Unfortunately (at least in times like these) I can’t drink without taking some time off work first. I’m on-call 24/7 and need to be sober enough to drive at any time. That bottle of Irish cream was screaming at me from the top of the fridge, though, so – on a whim – I dumped a generous amount of the liquor in my bowl to mix with the melted butter. I should mention that I’ve only ever baked with liquor once before and so I really have no idea if this was the appropriate time to add it, but who cares? In times like these you need a fix and fast. About 5 minutes later my hands went out of control again and before I knew it…

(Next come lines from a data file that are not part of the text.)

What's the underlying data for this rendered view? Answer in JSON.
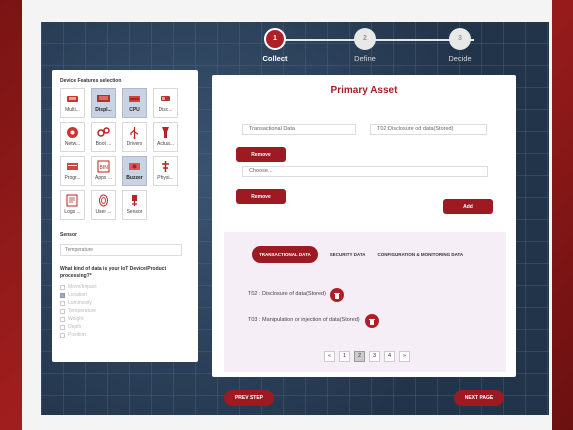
{
  "stepper": {
    "steps": [
      {
        "num": "1",
        "label": "Collect"
      },
      {
        "num": "2",
        "label": "Define"
      },
      {
        "num": "3",
        "label": "Decide"
      }
    ]
  },
  "left": {
    "title": "Device Features selection",
    "features": [
      {
        "label": "Multi...",
        "icon": "multimedia-icon"
      },
      {
        "label": "Displ...",
        "icon": "display-icon"
      },
      {
        "label": "CPU",
        "icon": "cpu-icon"
      },
      {
        "label": "Disc...",
        "icon": "disc-icon"
      },
      {
        "label": "Netw...",
        "icon": "network-icon"
      },
      {
        "label": "Boot ...",
        "icon": "boot-icon"
      },
      {
        "label": "Drivers",
        "icon": "usb-icon"
      },
      {
        "label": "Actua...",
        "icon": "actuator-icon"
      },
      {
        "label": "Progr...",
        "icon": "program-icon"
      },
      {
        "label": "Apps ...",
        "icon": "binary-icon"
      },
      {
        "label": "Buzzer",
        "icon": "buzzer-icon"
      },
      {
        "label": "Physi...",
        "icon": "physical-icon"
      },
      {
        "label": "Logs ...",
        "icon": "logs-icon"
      },
      {
        "label": "User ...",
        "icon": "fingerprint-icon"
      },
      {
        "label": "Sensor",
        "icon": "sensor-icon"
      }
    ],
    "sensor_title": "Sensor",
    "sensor_value": "Temperature",
    "question": "What kind of data is your IoT Device/Product processing?*",
    "options": [
      "Move/Impact",
      "Location",
      "Luminosity",
      "Temperature",
      "Weight",
      "Depth",
      "Position"
    ]
  },
  "main": {
    "title": "Primary Asset",
    "field1": "Transactional Data",
    "field2": "T02:Disclosure od data(Stored)",
    "remove_label": "Remove",
    "choose_placeholder": "Choose...",
    "add_label": "Add",
    "tabs": [
      "TRANSACTIONAL DATA",
      "SECURITY DATA",
      "CONFIGURATION & MONITORING DATA"
    ],
    "rows": [
      "T02 : Disclosure of data(Stored)",
      "T03 : Manipulation or injection of data(Stored)"
    ],
    "pager": [
      "«",
      "1",
      "2",
      "3",
      "4",
      "»"
    ],
    "prev_label": "PREV STEP",
    "next_label": "NEXT PAGE"
  },
  "colors": {
    "accent": "#9e1a22",
    "title": "#a31e28",
    "board": "#2c3f55"
  }
}
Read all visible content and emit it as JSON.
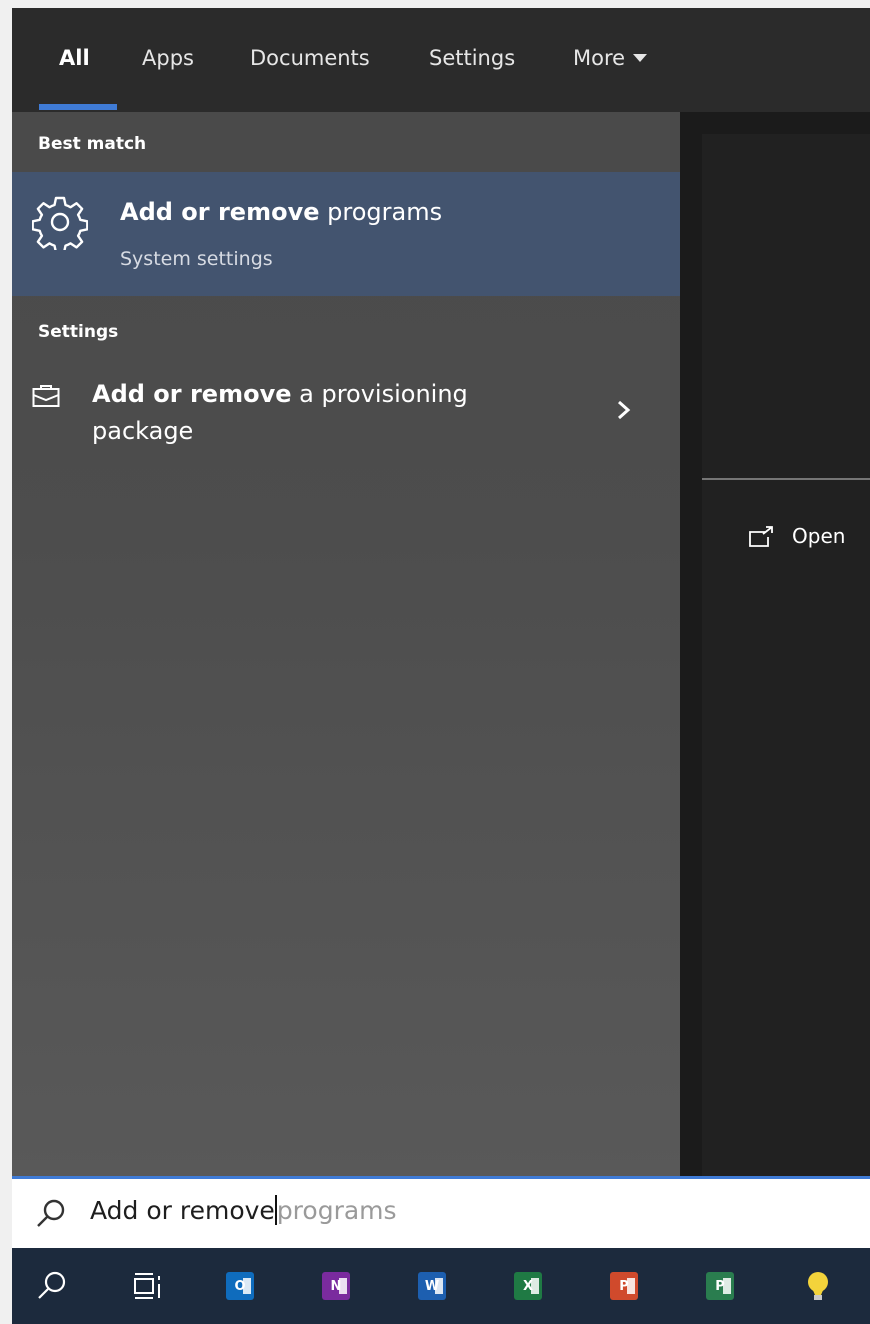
{
  "tabs": [
    {
      "label": "All",
      "active": true
    },
    {
      "label": "Apps"
    },
    {
      "label": "Documents"
    },
    {
      "label": "Settings"
    },
    {
      "label": "More"
    }
  ],
  "results": {
    "best_match_heading": "Best match",
    "best_match": {
      "title_bold": "Add or remove",
      "title_rest": " programs",
      "subtitle": "System settings",
      "icon": "gear-icon"
    },
    "settings_heading": "Settings",
    "settings_items": [
      {
        "title_bold": "Add or remove",
        "title_rest": " a provisioning package",
        "icon": "package-icon"
      }
    ]
  },
  "preview": {
    "open_label": "Open",
    "icon": "open-icon"
  },
  "search": {
    "typed": "Add or remove",
    "suggestion": "programs"
  },
  "taskbar": [
    {
      "name": "search-icon"
    },
    {
      "name": "task-view-icon"
    },
    {
      "letter": "O",
      "app": "outlook",
      "color": "#0f6cbd"
    },
    {
      "letter": "N",
      "app": "onenote",
      "color": "#7a2b9e"
    },
    {
      "letter": "W",
      "app": "word",
      "color": "#1d5fb0"
    },
    {
      "letter": "X",
      "app": "excel",
      "color": "#1f7a44"
    },
    {
      "letter": "P",
      "app": "powerpoint",
      "color": "#d04a2c"
    },
    {
      "letter": "P",
      "app": "project",
      "color": "#2a7d4f"
    },
    {
      "name": "lightbulb-icon"
    }
  ],
  "colors": {
    "accent": "#3f7bd6",
    "selection": "#43546f"
  }
}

…yeah, those Ghirardelli jumbo chocolate chunks are not in the source recipe either. I’m pretty sure I dumped in nearly the entire bag, having only used half a cup for a previous recipe. I’m telling you, it was one of those nights…
Nightcap Brownies (adapted from The Wednesday Chef’s “The Best Brownies“)

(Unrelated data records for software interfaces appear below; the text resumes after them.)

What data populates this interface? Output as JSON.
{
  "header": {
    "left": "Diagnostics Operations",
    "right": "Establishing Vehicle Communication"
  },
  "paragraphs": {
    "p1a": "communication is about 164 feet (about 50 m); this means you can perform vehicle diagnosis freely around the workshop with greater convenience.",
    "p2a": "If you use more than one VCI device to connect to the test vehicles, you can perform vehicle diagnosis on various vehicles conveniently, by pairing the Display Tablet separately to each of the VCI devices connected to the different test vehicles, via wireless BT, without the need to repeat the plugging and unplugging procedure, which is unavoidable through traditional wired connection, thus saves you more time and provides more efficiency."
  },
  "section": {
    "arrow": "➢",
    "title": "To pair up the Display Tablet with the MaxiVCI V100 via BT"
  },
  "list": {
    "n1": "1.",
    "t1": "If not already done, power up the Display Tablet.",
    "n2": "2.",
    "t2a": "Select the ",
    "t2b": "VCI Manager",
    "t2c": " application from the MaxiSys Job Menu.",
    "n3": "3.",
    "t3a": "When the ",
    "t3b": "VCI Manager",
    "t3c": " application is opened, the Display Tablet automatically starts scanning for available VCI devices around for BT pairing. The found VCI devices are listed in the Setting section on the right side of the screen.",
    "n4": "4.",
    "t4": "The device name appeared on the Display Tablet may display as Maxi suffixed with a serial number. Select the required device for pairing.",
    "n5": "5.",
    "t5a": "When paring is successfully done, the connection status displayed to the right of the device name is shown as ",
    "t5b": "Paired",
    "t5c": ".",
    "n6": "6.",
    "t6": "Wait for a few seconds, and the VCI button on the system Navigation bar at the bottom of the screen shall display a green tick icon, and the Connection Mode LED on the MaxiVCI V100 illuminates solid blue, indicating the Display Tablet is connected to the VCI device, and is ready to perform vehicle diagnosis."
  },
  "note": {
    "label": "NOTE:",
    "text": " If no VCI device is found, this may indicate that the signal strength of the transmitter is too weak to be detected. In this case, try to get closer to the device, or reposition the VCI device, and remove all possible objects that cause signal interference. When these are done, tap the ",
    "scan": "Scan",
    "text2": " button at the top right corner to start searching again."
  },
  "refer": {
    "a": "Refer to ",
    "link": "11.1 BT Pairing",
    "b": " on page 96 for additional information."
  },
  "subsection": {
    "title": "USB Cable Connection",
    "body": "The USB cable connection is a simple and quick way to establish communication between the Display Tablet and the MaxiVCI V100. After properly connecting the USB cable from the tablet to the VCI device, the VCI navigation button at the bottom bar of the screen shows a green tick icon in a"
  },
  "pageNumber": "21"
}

1 stick (8 T) unsalted butter
1/3 C Irish cream liquor
1 C sugar
¾ C unsweetened cocoa powder
¼ t salt
½ t vanilla extract

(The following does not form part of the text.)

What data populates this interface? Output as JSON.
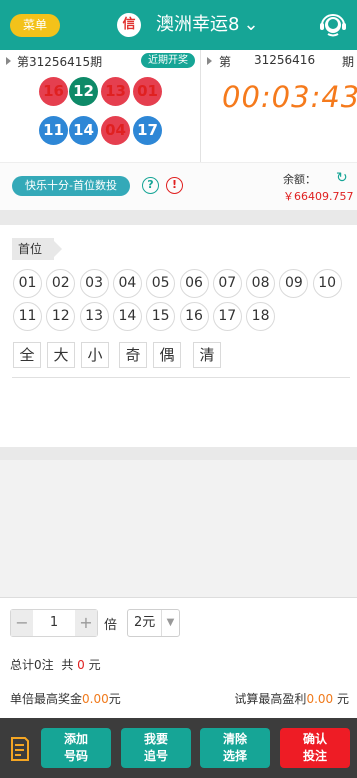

2 large eggs, cold
½ C AP flour
2 C chocolate chunks or chips
- In a double boiler (or heat-proof bowl fitted snugly over a saucepan with about an inch of gently boiling water) melt butter with Irish cream, then add cocoa powder, sugar, and salt. Continue melting until mix is smooth and warm enough that you cannot dip your figure in it for longer than a few seconds (yes, I use this as excuse to “test” my batter far more often than is appropriate). The batter will have pulled together and perhaps look a little slimy due to the alcohol, but don’t worry. Set bowl aside to allow the mixture to cool.
- Position an oven rack to the bottom third of oven, preheat the oven to 325°F, and line an 8- or 9″-square baking dish with parchment paper. When the batter has cooled to the point where it is warm, but no longer hot, add the vanilla and then eggs – one at a time – stirring vigorously after each. When the batter looks shiny and homogeneous add the flour, stirring only until you cannot see it any longer. At this point, beat as strongly as you can with your wooden spoon or spatula – work out that stress!! – for exactly 40 strokes. Trust me, this is magic; Luisa knows her stuff.
- Add chocolate chunks, fold into batter, and spread the batter evenly into the prepared pan. Bake until a toothpick test shows only a slight amount of moist batter (not wet) when removed. The source recipe estimates 20-25 minutes. The numerous times I’ve baked the recipe exactly according to instructions it has taken my oven about 30 minutes and with the Nightcap variation it took about 35. These are heavy brownies, baby! Patience.
- When brownies have finished, remove from oven and let dish cool on a wire rack. Cut and serve warm (about 15 minutes of cooling) for “lava cake” – like dessert. Cut and serve completely cooled for a thick, fudge-like brownie.
These brownies were exactly what I needed that night: ungodly rich, delicious, not-to-sweet, and spiked with lovely – appropriately non-intoxicating – Irish cream. I didn’t anticipate the lava-cake-like consistency of the warm serving, but it was a wonderful surprise. I only wish I had had some vanilla ice cream to go along side. The best thing about this spontaneous midnight kitchen adventure: I was able to go to bed relaxed and sated.
The next morning I cut another brownie for breakfast (pssht, like you’ve never eaten dessert for breakfast…) and got another surprise: the Nightcap variation produced much denser brownie squares that the original recipe. Now, the original recipe is pretty dense (which is why it is my favorite, by the way) so I hadn’t thought a denser brownie was possible, but the cooled Irish cream-infused, chocolate chunk – laden brownies bordered on fudge! Again, no complaints here, and I really enjoy how I have almost two entirely different desserts in a single recipe: serve warm and you have a cake-like brownie filled with melted chocolate, serve cool and you’re biting into a thick fudge-y bar of mixed chocolate – and both with an Irish cream twist! Win, win in my opinion. Let me know what you think!
Overall Enjoyment: ♥ ♥ ♥ ♥